We started our trip in the crazy city of Hanoi. There were so many people, motorbikes and traffic! We stayed outside the city at the JW Marriott. Now, in the US this may seem like a fairly expensive hotel, but in Vietnam, it was very reasonably priced. There were many other boutique hotels downtown, but we were more comfortable staying here.
I travel in a manual wheelchair mostly so it is easy to take in and out of cars. We took taxis to most places around the city. It’s important that you have the address of your destination written down. While many people speak English, we found that it was hard to communicate directions verbally. Have a map and circle where you’re going! We didn’t necessarily need an accessible taxi because I could transfer. The cab drivers were very helpful with my chair also.
Downtown Hanoi consists of many side streets and small alleys filled with shops and marketplaces. Of course, because people drive motorbikes, they also park them right on the sidewalk. Most sidewalks are not really clear. This gave us no other option than to walk in the street. This was pretty terrifying, but if you just go with the flow people will go around you. Tons of people walk in the street. I can’t think of one shop or store that didn’t have at least one step. Being in a manual chair allowed me to pop up on the curb and explore more freely. Again, people were so helpful and of course always willing to bring out items that I might want to buy.
We took two side trips that required travel on a bus. They did not have an accessible bus, but only the 15-passenger van. I was able to manage my way into the bus and folded my wheelchair in the back.
My favorite trip was to Halong bay! We took an overnight boat that cruised through the Bay of Limestone Mountains. Our ship was part of the Paradise Cruises fleet. I probably emailed 30 different companies with little luck on finding a boat with anything close to an elevator. I finally said oh well, if I have to I’ll crawl up the stairs. I’m a bit stubborn when I really want to do something. The boat we took had 3 floors, with balconies and gorgeous rooms. The staff insisted they carry me up and down every time I requested – so it worked out really well.
Intercontinental Air Travel: To Hoi An
The second city we visited was Hoi An. This was on the coast and further south, so we had to fly. Although I can transfer easily I can’t walk. I always need an aisle chair to get on and off a plane. It was obvious that the local airports were not used to individuals in wheelchairs traveling. They did have a lift to and from the plane, but I had to sit in the back row and transfer by myself. They also didn’t seem to have an aisle chair. They didn’t seem to understand why I could walk short distances. On budget airlines, flight attendants didn’t know hardly any English.
We arrived safely and took a taxi to the hotel. I recommend staying downtown Hoi An because it is along a river. Many streets are closed to cars and traffic, making it a nice walking city. Limited accessible entrances, but plenty to see on the streets without always going inside.
Vietnam Travel Tips
- A manual chair is needed for the easiest travel

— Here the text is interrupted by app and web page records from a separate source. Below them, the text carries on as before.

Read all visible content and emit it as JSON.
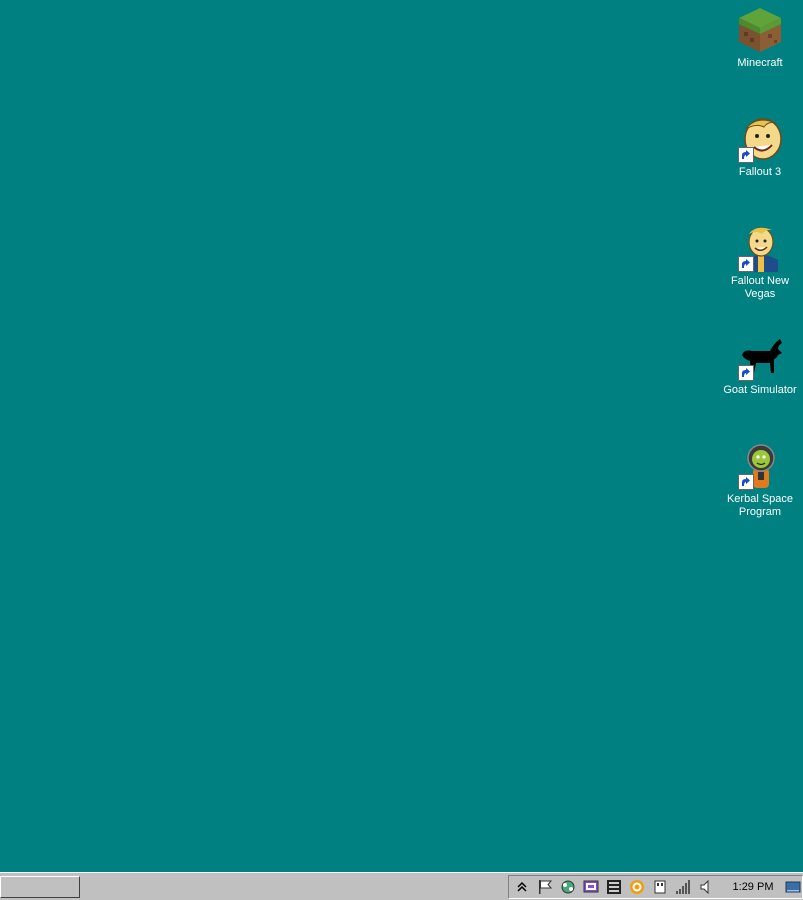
{
  "desktop": {
    "background_color": "#008080",
    "icons": [
      {
        "label": "Minecraft",
        "icon": "minecraft-grass-block-icon",
        "shortcut": false
      },
      {
        "label": "Fallout 3",
        "icon": "vault-boy-icon",
        "shortcut": true
      },
      {
        "label": "Fallout New Vegas",
        "icon": "vault-boy-jacket-icon",
        "shortcut": true
      },
      {
        "label": "Goat Simulator",
        "icon": "goat-silhouette-icon",
        "shortcut": true
      },
      {
        "label": "Kerbal Space Program",
        "icon": "kerbal-astronaut-icon",
        "shortcut": true
      }
    ]
  },
  "taskbar": {
    "start_button_label": "",
    "tray_icons": [
      "show-hidden-icons-chevron",
      "action-center-flag-icon",
      "steam-network-icon",
      "display-settings-icon",
      "film-strip-icon",
      "orange-circle-app-icon",
      "usb-device-icon",
      "network-signal-icon",
      "volume-speaker-icon"
    ],
    "clock": "1:29 PM",
    "show_desktop_icon": "show-desktop-icon"
  }
}
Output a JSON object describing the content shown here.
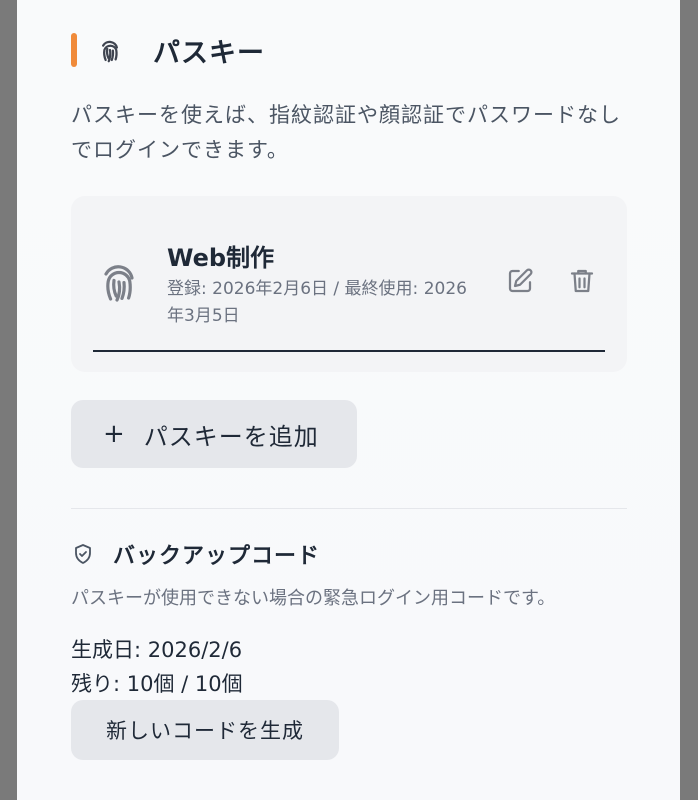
{
  "passkey_section": {
    "title": "パスキー",
    "description": "パスキーを使えば、指紋認証や顔認証でパスワードなしでログインできます。",
    "accent_color": "#f08a3a",
    "icon": "fingerprint-icon"
  },
  "passkeys": [
    {
      "name": "Web制作",
      "meta": "登録: 2026年2月6日 / 最終使用: 2026年3月5日",
      "icon": "fingerprint-icon",
      "actions": [
        "edit-icon",
        "trash-icon"
      ]
    }
  ],
  "add_passkey": {
    "icon": "+",
    "label": "パスキーを追加"
  },
  "backup": {
    "icon": "shield-check-icon",
    "title": "バックアップコード",
    "description": "パスキーが使用できない場合の緊急ログイン用コードです。",
    "generated": "生成日: 2026/2/6",
    "remaining": "残り: 10個 / 10個",
    "generate_label": "新しいコードを生成"
  }
}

- Have a travel buddy
- Know keywords for your condition or disability (like “I can’t walk”). This will help people realize what kind of help you may need.
- Be prepared to be stared at. During my time in Vietnam, I saw one person in wheelchair. I was an odd site for them, but people were very kind and considerate.
Just want to add that most of the museums in Hanoi are accessible, even if the staff are not always aware of it.
Great tip! Thank you.
Thank you for the info.
What would be an option of transportation for wheelchair users who aren’t able to transfer? Is there any accessible taxi or rental car?